International Week, an annual event enabling the George Mason University community to experience various cultures from around the world, is taking place on the Fairfax campus Monday through Saturday. Other than the International Dinner Dance, most events are free.

The theme of the 32nd International Week is “Pause … and View the World Around You! Play … and Explore the World Around You!”  The idea is for students to recognize, interact with and experience diversity on campus.

by Craig Bisacre

InternationalWeek comprises numerous events such as the Dance Competition, Cultural Workshop Series and International Dinner Dance. These events would not be possible without the collaboration between the Office of International Programs and Services and the Office of Student Involvement.

Research is a vital component of preparations for International Week, said Saraschandra Arveti, a graduate assistant at the Office of International Programs and Services and the Office of Diversity Inclusion and Multicultural Education.

“There are three F’s [in any event] — fun, food and fiesta,” Arveti said. “But in international events, there’s an additional F, which is fact.” Much of Arveti’s research into food, music and culture has proven directly applicable to the International Week events.

The Dance Competition will be held from noon to 2:30 p.m. on Tuesday at Dewberry Hall in the Johnson Center. This is a ticketed event, and free tickets are available at the Office of Student Involvement, located in The HUB (SUB II).

The competition will include performances from groups including the Afghan Student Association, Arab Student Association, GMU Bhangra, Bengali Patriots Association, Filipino Cultural Association, Hellenic Society, Hispanic Student Association, Indian Student Association, Mason Ke Rang, Nepalese Student Association, Pakistani Student Association and Persian Club. Each group will showcase the dances, costumes and music of its culture on stage.

“I’m nervous, but we will see how it goes. Planning is very hard and practicing is stressful, but I know everything is going to turn out well,” said sophomore Vicki Georges, who is one of the dance competitors from the Hellenic Society. “Everybody comes together and gets to see people dancing.”

The top three groups will perform at the International Dinner Dance from 7 to 10 p.m. on Friday at Dewberry Hall. Those who attend the dinner will meet new people from around the world and get to know about a spectrum of cultures, all while tasting food from different countries. Tickets for this event must be purchased at the Center for the Arts box office.

All the workshops will be held Tuesday through Thursday at Patriot Lounge in SUB I and on the Quad.
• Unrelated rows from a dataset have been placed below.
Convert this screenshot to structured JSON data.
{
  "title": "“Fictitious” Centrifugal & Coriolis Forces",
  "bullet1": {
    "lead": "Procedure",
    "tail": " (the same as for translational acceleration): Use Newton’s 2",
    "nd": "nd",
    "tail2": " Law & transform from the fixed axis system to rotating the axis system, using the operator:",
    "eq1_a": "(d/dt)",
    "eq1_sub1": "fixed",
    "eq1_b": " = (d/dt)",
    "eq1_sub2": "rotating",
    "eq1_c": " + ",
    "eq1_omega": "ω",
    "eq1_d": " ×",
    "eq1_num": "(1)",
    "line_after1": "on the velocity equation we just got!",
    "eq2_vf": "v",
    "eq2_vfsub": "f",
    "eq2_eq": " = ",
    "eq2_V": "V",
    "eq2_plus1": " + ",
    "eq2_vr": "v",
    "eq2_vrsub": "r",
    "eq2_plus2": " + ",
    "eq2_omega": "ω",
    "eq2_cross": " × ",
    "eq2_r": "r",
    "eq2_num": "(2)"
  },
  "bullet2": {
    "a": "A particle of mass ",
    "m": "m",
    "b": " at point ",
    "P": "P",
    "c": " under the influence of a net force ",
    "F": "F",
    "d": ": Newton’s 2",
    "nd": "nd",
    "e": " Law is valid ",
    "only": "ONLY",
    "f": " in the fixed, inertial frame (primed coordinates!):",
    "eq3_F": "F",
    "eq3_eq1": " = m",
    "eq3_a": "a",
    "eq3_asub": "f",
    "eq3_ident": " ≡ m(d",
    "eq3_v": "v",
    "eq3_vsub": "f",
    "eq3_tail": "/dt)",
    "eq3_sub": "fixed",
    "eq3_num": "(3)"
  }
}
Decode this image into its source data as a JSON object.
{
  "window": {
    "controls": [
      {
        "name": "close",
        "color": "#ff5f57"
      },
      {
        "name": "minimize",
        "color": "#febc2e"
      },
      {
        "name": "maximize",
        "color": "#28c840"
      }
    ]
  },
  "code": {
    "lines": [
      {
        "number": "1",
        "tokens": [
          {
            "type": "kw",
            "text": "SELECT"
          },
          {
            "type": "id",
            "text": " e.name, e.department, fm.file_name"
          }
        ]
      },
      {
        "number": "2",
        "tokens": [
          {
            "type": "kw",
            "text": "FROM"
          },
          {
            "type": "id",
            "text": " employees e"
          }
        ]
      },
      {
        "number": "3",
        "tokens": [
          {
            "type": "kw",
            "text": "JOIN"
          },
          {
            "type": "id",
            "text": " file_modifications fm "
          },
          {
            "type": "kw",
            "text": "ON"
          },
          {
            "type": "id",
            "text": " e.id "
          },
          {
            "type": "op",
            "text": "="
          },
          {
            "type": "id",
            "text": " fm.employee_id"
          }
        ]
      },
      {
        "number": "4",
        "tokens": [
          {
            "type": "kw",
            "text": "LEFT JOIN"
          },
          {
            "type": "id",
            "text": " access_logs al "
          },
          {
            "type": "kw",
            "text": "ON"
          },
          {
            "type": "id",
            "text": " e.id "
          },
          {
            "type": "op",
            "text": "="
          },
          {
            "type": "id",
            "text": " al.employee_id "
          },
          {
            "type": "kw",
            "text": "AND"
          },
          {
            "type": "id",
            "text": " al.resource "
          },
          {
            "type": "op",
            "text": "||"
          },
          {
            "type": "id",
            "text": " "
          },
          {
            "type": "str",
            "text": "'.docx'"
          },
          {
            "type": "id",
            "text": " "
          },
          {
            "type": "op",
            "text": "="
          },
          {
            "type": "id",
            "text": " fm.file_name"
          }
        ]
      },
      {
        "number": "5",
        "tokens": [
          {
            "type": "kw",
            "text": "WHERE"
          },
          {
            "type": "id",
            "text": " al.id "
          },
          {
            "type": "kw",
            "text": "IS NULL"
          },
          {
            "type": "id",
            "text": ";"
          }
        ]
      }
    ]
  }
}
Siri Sunkara, a graduate student from India who will conduct a henna workshop, said she is excited to create her own designs for the temporary tattoos. She said students interested in  receiving a free henna tattoo should attend her workshop, during which Sunkara will also explain the history of henna tattoos.

In addition to the henna workshop, there will be a Roma-inspired dance workshop and a workshop to make leis, the traditional Hawaiian flower necklaces. The Roma-inspired dance workshop will be taught by a Russian instructor and will introduce participants to several styles and techniques of dance from around the world. Participants in the lei workshop will create their own leis using the tops of soda cans.

“We want to make these workshops for students so they can make themselves comfortable and relaxed,” said Birgit Debeerst, an assistant director for programming at the Office of International Programs and Services. “We want them to learn but in a fun way, and we don’t want them to feel trapped as if they’re in a classroom.”

A staggering amount of effort goes into putting International Week together.

“There are a lot of responsibilities. Planning is fun but very sensitive,” Arveti said. “We try not to put anything offensive about someone’s culture when we create posters, for instance. But I enjoy it.”

International Week started in 1981 and for the first few years had no official theme. Eventually it developed a purpose of sharing diversity.

“In the late ‘80s through the late ‘90s, themes appeared in more political scenes whereas in the 2000s, they appeared in more global celebration of all the countries getting together,” Debeerst said.

“Most of the events are organized by the international-related organizations, so we want to see more American students participating and learning about different cultures,” said Vivian Dao, a senior peer educator in the Peer Empowerment Program. For more information, visit